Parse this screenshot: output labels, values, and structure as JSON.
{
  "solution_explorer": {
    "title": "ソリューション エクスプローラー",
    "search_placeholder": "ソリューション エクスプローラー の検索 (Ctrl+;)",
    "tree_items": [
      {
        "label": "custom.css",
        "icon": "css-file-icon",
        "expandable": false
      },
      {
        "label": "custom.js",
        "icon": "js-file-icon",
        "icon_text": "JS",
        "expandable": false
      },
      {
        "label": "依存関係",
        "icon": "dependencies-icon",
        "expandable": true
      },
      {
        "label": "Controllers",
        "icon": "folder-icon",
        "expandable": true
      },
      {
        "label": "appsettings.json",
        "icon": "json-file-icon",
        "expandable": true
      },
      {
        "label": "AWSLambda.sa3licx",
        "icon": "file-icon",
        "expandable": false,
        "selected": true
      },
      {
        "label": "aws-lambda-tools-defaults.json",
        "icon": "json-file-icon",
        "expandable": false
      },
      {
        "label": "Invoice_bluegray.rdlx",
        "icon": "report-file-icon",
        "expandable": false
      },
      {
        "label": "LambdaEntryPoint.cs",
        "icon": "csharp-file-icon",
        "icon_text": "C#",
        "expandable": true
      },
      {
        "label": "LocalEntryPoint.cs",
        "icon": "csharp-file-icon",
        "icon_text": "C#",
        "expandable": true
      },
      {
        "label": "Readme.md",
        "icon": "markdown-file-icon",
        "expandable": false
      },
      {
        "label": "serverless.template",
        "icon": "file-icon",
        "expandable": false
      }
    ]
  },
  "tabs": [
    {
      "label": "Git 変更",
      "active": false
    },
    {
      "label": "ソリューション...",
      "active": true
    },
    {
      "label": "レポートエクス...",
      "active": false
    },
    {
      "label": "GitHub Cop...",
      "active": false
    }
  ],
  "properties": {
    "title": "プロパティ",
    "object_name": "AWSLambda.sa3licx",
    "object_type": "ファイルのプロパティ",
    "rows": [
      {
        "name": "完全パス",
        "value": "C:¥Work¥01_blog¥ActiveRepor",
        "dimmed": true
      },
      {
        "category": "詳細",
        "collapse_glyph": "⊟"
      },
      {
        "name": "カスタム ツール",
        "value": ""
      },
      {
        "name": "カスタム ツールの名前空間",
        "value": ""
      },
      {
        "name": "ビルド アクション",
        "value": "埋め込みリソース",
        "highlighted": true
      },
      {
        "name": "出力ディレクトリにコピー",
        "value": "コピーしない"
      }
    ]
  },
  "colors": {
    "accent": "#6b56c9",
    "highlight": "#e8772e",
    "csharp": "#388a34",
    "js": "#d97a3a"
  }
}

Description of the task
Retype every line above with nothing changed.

Response area
Parse this screenshot: output labels, values, and structure as JSON.
{
  "solution_explorer": {
    "title": "ソリューション エクスプローラー",
    "search_placeholder": "ソリューション エクスプローラー の検索 (Ctrl+;)",
    "tree_items": [
      {
        "label": "custom.css",
        "icon": "css-file-icon",
        "expandable": false
      },
      {
        "label": "custom.js",
        "icon": "js-file-icon",
        "icon_text": "JS",
        "expandable": false
      },
      {
        "label": "依存関係",
        "icon": "dependencies-icon",
        "expandable": true
      },
      {
        "label": "Controllers",
        "icon": "folder-icon",
        "expandable": true
      },
      {
        "label": "appsettings.json",
        "icon": "json-file-icon",
        "expandable": true
      },
      {
        "label": "AWSLambda.sa3licx",
        "icon": "file-icon",
        "expandable": false,
        "selected": true
      },
      {
        "label": "aws-lambda-tools-defaults.json",
        "icon": "json-file-icon",
        "expandable": false
      },
      {
        "label": "Invoice_bluegray.rdlx",
        "icon": "report-file-icon",
        "expandable": false
      },
      {
        "label": "LambdaEntryPoint.cs",
        "icon": "csharp-file-icon",
        "icon_text": "C#",
        "expandable": true
      },
      {
        "label": "LocalEntryPoint.cs",
        "icon": "csharp-file-icon",
        "icon_text": "C#",
        "expandable": true
      },
      {
        "label": "Readme.md",
        "icon": "markdown-file-icon",
        "expandable": false
      },
      {
        "label": "serverless.template",
        "icon": "file-icon",
        "expandable": false
      }
    ]
  },
  "tabs": [
    {
      "label": "Git 変更",
      "active": false
    },
    {
      "label": "ソリューション...",
      "active": true
    },
    {
      "label": "レポートエクス...",
      "active": false
    },
    {
      "label": "GitHub Cop...",
      "active": false
    }
  ],
  "properties": {
    "title": "プロパティ",
    "object_name": "AWSLambda.sa3licx",
    "object_type": "ファイルのプロパティ",
    "rows": [
      {
        "name": "完全パス",
        "value": "C:¥Work¥01_blog¥ActiveRepor",
        "dimmed": true
      },
      {
        "category": "詳細",
        "collapse_glyph": "⊟"
      },
      {
        "name": "カスタム ツール",
        "value": ""
      },
      {
        "name": "カスタム ツールの名前空間",
        "value": ""
      },
      {
        "name": "ビルド アクション",
        "value": "埋め込みリソース",
        "highlighted": true
      },
      {
        "name": "出力ディレクトリにコピー",
        "value": "コピーしない"
      }
    ]
  },
  "colors": {
    "accent": "#6b56c9",
    "highlight": "#e8772e",
    "csharp": "#388a34",
    "js": "#d97a3a"
  }
}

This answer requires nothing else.